“You get in the shower and go to bed at the end of the day knowing you earned a lot of money, quick and easy.”
That easy part, however, is debatable.
The technique and the culinary reward
The tongue-cutting technique usually involves some version of using one hand to lock your thumb and another finger into the eye sockets of a fish head that can be as large as a dinner plate — followed by smashing the throat-side onto a metal pick positioned on the rim of the bin full of heads.
This serves to push the fish’s mouth open, exposing its tongue, which the kids then slice with a single, deft motion that removes it as well as part of the chin and jowls, still attached.
The gelatinous mass is the size of your palm and the texture of raw chicken.
Collectively referred to as the fish’s tongue (torsketunger on local menus), the traditional preparation is dipped in flour, lightly fried and served up with boiled potatoes and carrots and a tartar-like sauce for dipping.
And while Amalie and her sister admit to never having tried the specialty, Mogens and his family are fans and eat it regularly during the winter.
“It’s one of the best things I know,” he says.
A bounty of life lessons
Everyone can agree that this winter has been particularly harsh with bad weather, but tongue-cutting and cod fishing, they say, has been better than good.
“There’s always demand, we can cut as much as we want and it will always get sold,” says Amalie. “Even if not in the middle of this season, we can sell what’s frozen a month later.”
“The kids are out there in all kinds of weather — as long as the boats are fishing they usually go,” says Krogh Magnussen, who values the tradition as part of the town’s cultural heritage as well as for the many lessons — beyond earning their own money — that it teaches her boys.
They learn and teach each other about sharing and discipline and cleaning up after themselves.
“(Adults) are not allowed to stand at the fish factory and help the kids, except to teach them how to cut in the very beginning. They’ll be chased away from the quai,” she says.
The tradition also provides its own set of experiences in a place that isn’t packed with easy diversions.
“When you grow up in this kind of place and island, it’s different than other places in Norway. We don’t have slalom courses and ski hills to keep our kids busy and outside,” says Krogh Magnussen. “But they’re able to drive boats and have opportunities that are not so common in the rest of Norway.”

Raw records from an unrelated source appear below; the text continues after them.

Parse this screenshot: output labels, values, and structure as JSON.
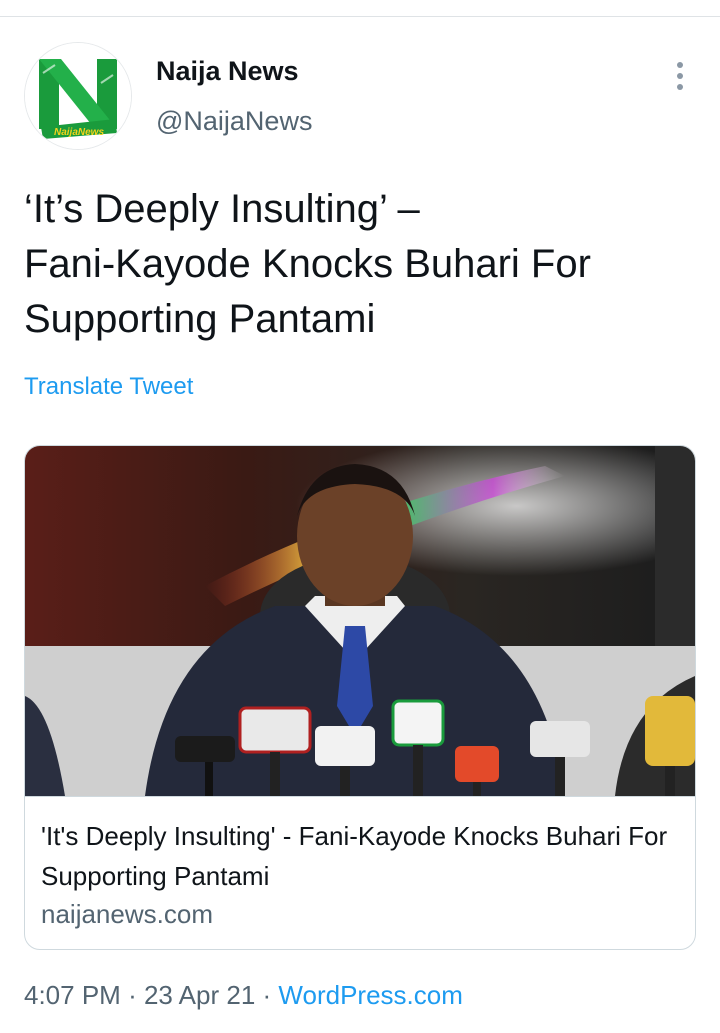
{
  "tweet": {
    "author": {
      "name": "Naija News",
      "handle": "@NaijaNews",
      "avatar_icon": "naija-news-logo-icon",
      "logo_text": "NaijaNews"
    },
    "text": "‘It’s Deeply Insulting’ –\nFani-Kayode Knocks Buhari For\nSupporting Pantami",
    "translate_label": "Translate Tweet",
    "card": {
      "title": "'It's Deeply Insulting' - Fani-Kayode Knocks Buhari For Supporting Pantami",
      "domain": "naijanews.com",
      "image_icon": "press-conference-photo"
    },
    "time": "4:07 PM",
    "separator": "·",
    "date": "23 Apr 21",
    "source": "WordPress.com"
  },
  "colors": {
    "link": "#1d9bf0",
    "secondary_text": "#536471",
    "brand_green": "#1a9b3c"
  }
}
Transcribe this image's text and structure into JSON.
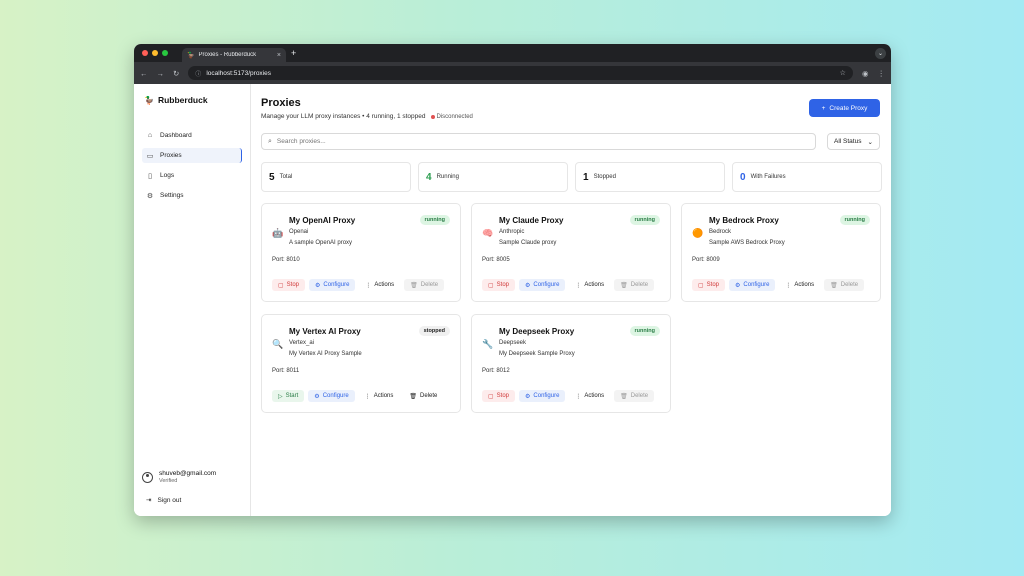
{
  "browser": {
    "tab_title": "Proxies - Rubberduck",
    "tab_close": "×",
    "new_tab": "+",
    "url": "localhost:5173/proxies",
    "lights": [
      "#ff5f57",
      "#febc2e",
      "#28c840"
    ]
  },
  "sidebar": {
    "brand": "Rubberduck",
    "items": [
      {
        "label": "Dashboard",
        "icon": "home-icon",
        "glyph": "⌂"
      },
      {
        "label": "Proxies",
        "icon": "server-icon",
        "glyph": "▭"
      },
      {
        "label": "Logs",
        "icon": "file-icon",
        "glyph": "▯"
      },
      {
        "label": "Settings",
        "icon": "gear-icon",
        "glyph": "⚙"
      }
    ],
    "user": {
      "email": "shuveb@gmail.com",
      "status": "Verified"
    },
    "signout": "Sign out"
  },
  "header": {
    "title": "Proxies",
    "subtitle": "Manage your LLM proxy instances • 4 running, 1 stopped",
    "connection": "Disconnected",
    "create_button": "Create Proxy"
  },
  "search": {
    "placeholder": "Search proxies...",
    "filter": "All Status"
  },
  "stats": [
    {
      "value": "5",
      "label": "Total",
      "color": "#111111"
    },
    {
      "value": "4",
      "label": "Running",
      "color": "#2a9d4f"
    },
    {
      "value": "1",
      "label": "Stopped",
      "color": "#111111"
    },
    {
      "value": "0",
      "label": "With Failures",
      "color": "#2f63e6"
    }
  ],
  "proxies": [
    {
      "name": "My OpenAI Proxy",
      "provider": "Openai",
      "description": "A sample OpenAI proxy",
      "port": "Port: 8010",
      "status": "running",
      "icon": "robot-icon",
      "glyph": "🤖",
      "primary": "Stop"
    },
    {
      "name": "My Claude Proxy",
      "provider": "Anthropic",
      "description": "Sample Claude proxy",
      "port": "Port: 8005",
      "status": "running",
      "icon": "brain-icon",
      "glyph": "🧠",
      "primary": "Stop"
    },
    {
      "name": "My Bedrock Proxy",
      "provider": "Bedrock",
      "description": "Sample AWS Bedrock Proxy",
      "port": "Port: 8009",
      "status": "running",
      "icon": "orange-circle-icon",
      "glyph": "🟠",
      "primary": "Stop"
    },
    {
      "name": "My Vertex AI Proxy",
      "provider": "Vertex_ai",
      "description": "My Vertex AI Proxy Sample",
      "port": "Port: 8011",
      "status": "stopped",
      "icon": "magnifier-icon",
      "glyph": "🔍",
      "primary": "Start"
    },
    {
      "name": "My Deepseek Proxy",
      "provider": "Deepseek",
      "description": "My Deepseek Sample Proxy",
      "port": "Port: 8012",
      "status": "running",
      "icon": "wrench-icon",
      "glyph": "🔧",
      "primary": "Stop"
    }
  ],
  "card_actions": {
    "configure": "Configure",
    "actions": "Actions",
    "delete": "Delete"
  }
}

And the tongue-cutting is typically a big event for tourists, too. “Usually, everyone is taking photos and filming them,” says Krogh Magnussen.
“I think it’s kind of fun when the tourists come down and talk to us,” says Mogens, “But there’s nobody here now, it’s totally quiet.”